November’s full moon, known as the Beaver Moon, lit up the sky Sunday night well into Monday morning. However, it won’t be too much longer before the next moon event takes place in December, just days before the winter solstice. The next full moon, called a Full Cold Moon because it marks the month leading to some of the coldest temperatures and longest nights, is set to rise on Dec. 13, according to Almanac.

Also referred to as the Long Nights Moon by some Native American tribes or called the Moon before Yule, the Full Cold Moon occurs just before the winter solstice – a day that receives the least amount of daylight each year – which occurs this year on Dec. 21. The December moon also got the name Long Nights Moon because the full moon event just so happens to be the night when the moon hangs in the horizon for the longest period of time each year. Every 19 years, December’s Full Cold Moon and winter solstice arrive on the same day, resulting in a lunar eclipse. The last time the Full Cold Moon and the winter solstice occurred simultaneously was in 2010.

In ancient culture, the Full Cold Moon and winter solstice were a celebratory occasion in many cultures as farmers would use the time to rest and prepare for the new agricultural year. Some tribes would perform candle-lighting rituals around the time of the Full Cold Moon and winter solstice in effort to convince the sun to return.

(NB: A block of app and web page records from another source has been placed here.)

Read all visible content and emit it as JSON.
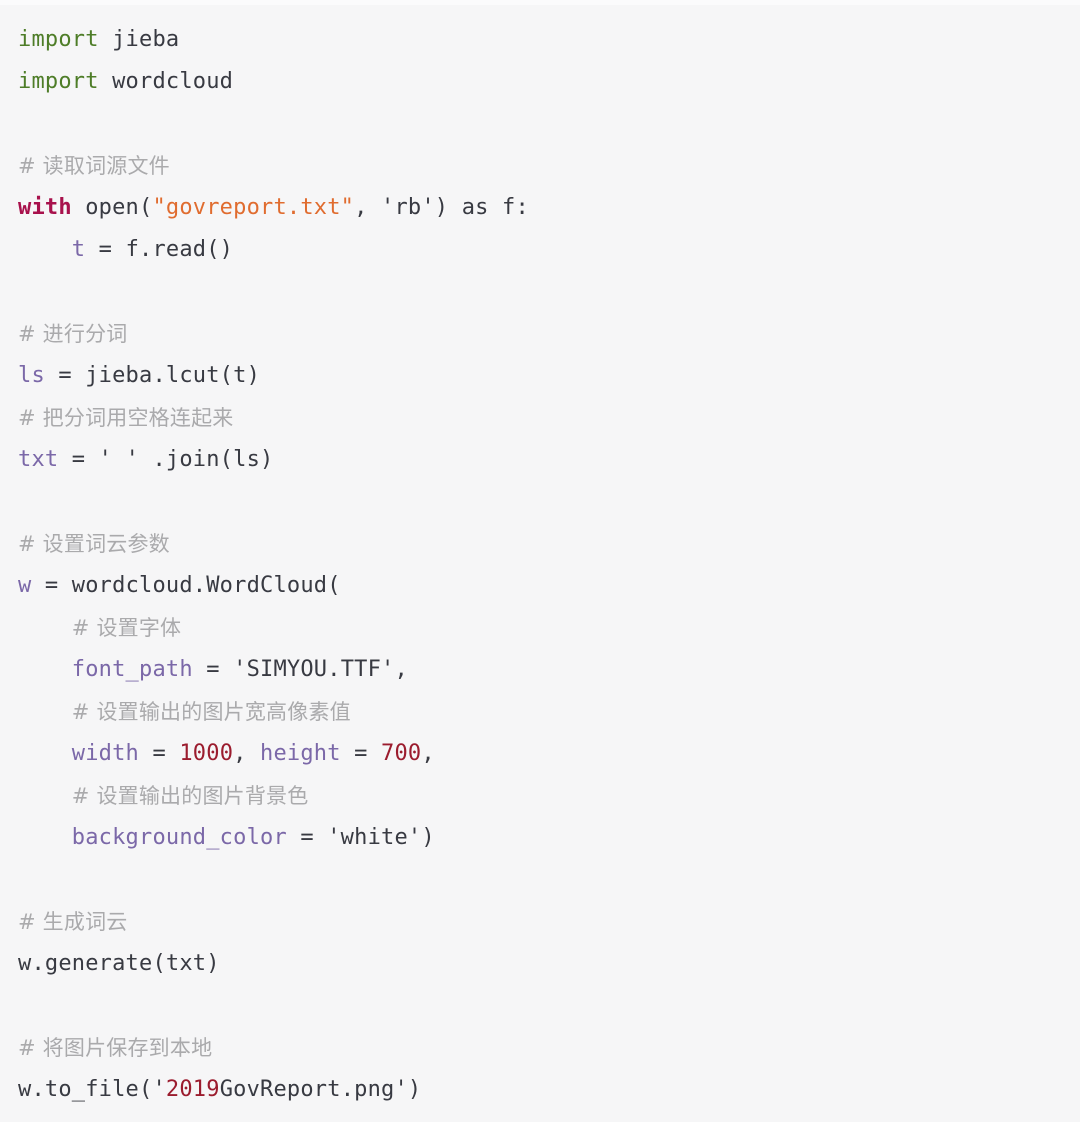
{
  "editor": {
    "language": "python",
    "background_color": "#f6f6f7",
    "default_text_color": "#383a42",
    "comment_color": "#aaaaac",
    "keyword_color": "#4e7d28",
    "keyword_strong_color": "#a8114c",
    "variable_color": "#7b68a8",
    "string_color": "#e06c2f",
    "number_color": "#9b1c2e",
    "font_size_px": 22,
    "line_height_px": 42
  },
  "code": {
    "lines": [
      {
        "index": 1,
        "text": "import jieba",
        "tokens": [
          {
            "t": "import",
            "k": "keyword"
          },
          {
            "t": " jieba",
            "k": "default"
          }
        ]
      },
      {
        "index": 2,
        "text": "import wordcloud",
        "tokens": [
          {
            "t": "import",
            "k": "keyword"
          },
          {
            "t": " wordcloud",
            "k": "default"
          }
        ]
      },
      {
        "index": 3,
        "text": "",
        "tokens": []
      },
      {
        "index": 4,
        "text": "# 读取词源文件",
        "tokens": [
          {
            "t": "# 读取词源文件",
            "k": "comment"
          }
        ]
      },
      {
        "index": 5,
        "text": "with open(\"govreport.txt\", 'rb') as f:",
        "tokens": [
          {
            "t": "with",
            "k": "kw-strong"
          },
          {
            "t": " open(",
            "k": "default"
          },
          {
            "t": "\"govreport.txt\"",
            "k": "string"
          },
          {
            "t": ", 'rb') as f:",
            "k": "default"
          }
        ]
      },
      {
        "index": 6,
        "text": "    t = f.read()",
        "tokens": [
          {
            "t": "    ",
            "k": "default"
          },
          {
            "t": "t",
            "k": "var"
          },
          {
            "t": " = f.read()",
            "k": "default"
          }
        ]
      },
      {
        "index": 7,
        "text": "",
        "tokens": []
      },
      {
        "index": 8,
        "text": "# 进行分词",
        "tokens": [
          {
            "t": "# 进行分词",
            "k": "comment"
          }
        ]
      },
      {
        "index": 9,
        "text": "ls = jieba.lcut(t)",
        "tokens": [
          {
            "t": "ls",
            "k": "var"
          },
          {
            "t": " = jieba.lcut(t)",
            "k": "default"
          }
        ]
      },
      {
        "index": 10,
        "text": "# 把分词用空格连起来",
        "tokens": [
          {
            "t": "# 把分词用空格连起来",
            "k": "comment"
          }
        ]
      },
      {
        "index": 11,
        "text": "txt = ' ' .join(ls)",
        "tokens": [
          {
            "t": "txt",
            "k": "var"
          },
          {
            "t": " = ' ' .join(ls)",
            "k": "default"
          }
        ]
      },
      {
        "index": 12,
        "text": "",
        "tokens": []
      },
      {
        "index": 13,
        "text": "# 设置词云参数",
        "tokens": [
          {
            "t": "# 设置词云参数",
            "k": "comment"
          }
        ]
      },
      {
        "index": 14,
        "text": "w = wordcloud.WordCloud(",
        "tokens": [
          {
            "t": "w",
            "k": "var"
          },
          {
            "t": " = wordcloud.WordCloud(",
            "k": "default"
          }
        ]
      },
      {
        "index": 15,
        "text": "    # 设置字体",
        "tokens": [
          {
            "t": "    ",
            "k": "default"
          },
          {
            "t": "# 设置字体",
            "k": "comment"
          }
        ]
      },
      {
        "index": 16,
        "text": "    font_path = 'SIMYOU.TTF',",
        "tokens": [
          {
            "t": "    ",
            "k": "default"
          },
          {
            "t": "font_path",
            "k": "var"
          },
          {
            "t": " = 'SIMYOU.TTF',",
            "k": "default"
          }
        ]
      },
      {
        "index": 17,
        "text": "    # 设置输出的图片宽高像素值",
        "tokens": [
          {
            "t": "    ",
            "k": "default"
          },
          {
            "t": "# 设置输出的图片宽高像素值",
            "k": "comment"
          }
        ]
      },
      {
        "index": 18,
        "text": "    width = 1000, height = 700,",
        "tokens": [
          {
            "t": "    ",
            "k": "default"
          },
          {
            "t": "width",
            "k": "var"
          },
          {
            "t": " = ",
            "k": "default"
          },
          {
            "t": "1000",
            "k": "number"
          },
          {
            "t": ", ",
            "k": "default"
          },
          {
            "t": "height",
            "k": "var"
          },
          {
            "t": " = ",
            "k": "default"
          },
          {
            "t": "700",
            "k": "number"
          },
          {
            "t": ",",
            "k": "default"
          }
        ]
      },
      {
        "index": 19,
        "text": "    # 设置输出的图片背景色",
        "tokens": [
          {
            "t": "    ",
            "k": "default"
          },
          {
            "t": "# 设置输出的图片背景色",
            "k": "comment"
          }
        ]
      },
      {
        "index": 20,
        "text": "    background_color = 'white')",
        "tokens": [
          {
            "t": "    ",
            "k": "default"
          },
          {
            "t": "background_color",
            "k": "var"
          },
          {
            "t": " = 'white')",
            "k": "default"
          }
        ]
      },
      {
        "index": 21,
        "text": "",
        "tokens": []
      },
      {
        "index": 22,
        "text": "# 生成词云",
        "tokens": [
          {
            "t": "# 生成词云",
            "k": "comment"
          }
        ]
      },
      {
        "index": 23,
        "text": "w.generate(txt)",
        "tokens": [
          {
            "t": "w.generate(txt)",
            "k": "default"
          }
        ]
      },
      {
        "index": 24,
        "text": "",
        "tokens": []
      },
      {
        "index": 25,
        "text": "# 将图片保存到本地",
        "tokens": [
          {
            "t": "# 将图片保存到本地",
            "k": "comment"
          }
        ]
      },
      {
        "index": 26,
        "text": "w.to_file('2019GovReport.png')",
        "tokens": [
          {
            "t": "w.to_file('",
            "k": "default"
          },
          {
            "t": "2019",
            "k": "number"
          },
          {
            "t": "GovReport.png')",
            "k": "default"
          }
        ]
      }
    ]
  }
}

This week's full moon, referred to as a supermoon because it was at its closest point to the Earth during the lunar orbit, was not only the biggest and brightest moon to rise in the last 69 years but the Beaver Moon’s recent close proximity to Earth also marks the last time the moon will hang so low in the hemisphere for the next 18 years. The next time the moon will rise at its perigee – the term used to describe the closest point to Earth during the moon’s orbit – will be on Nov. 25, 2034, according to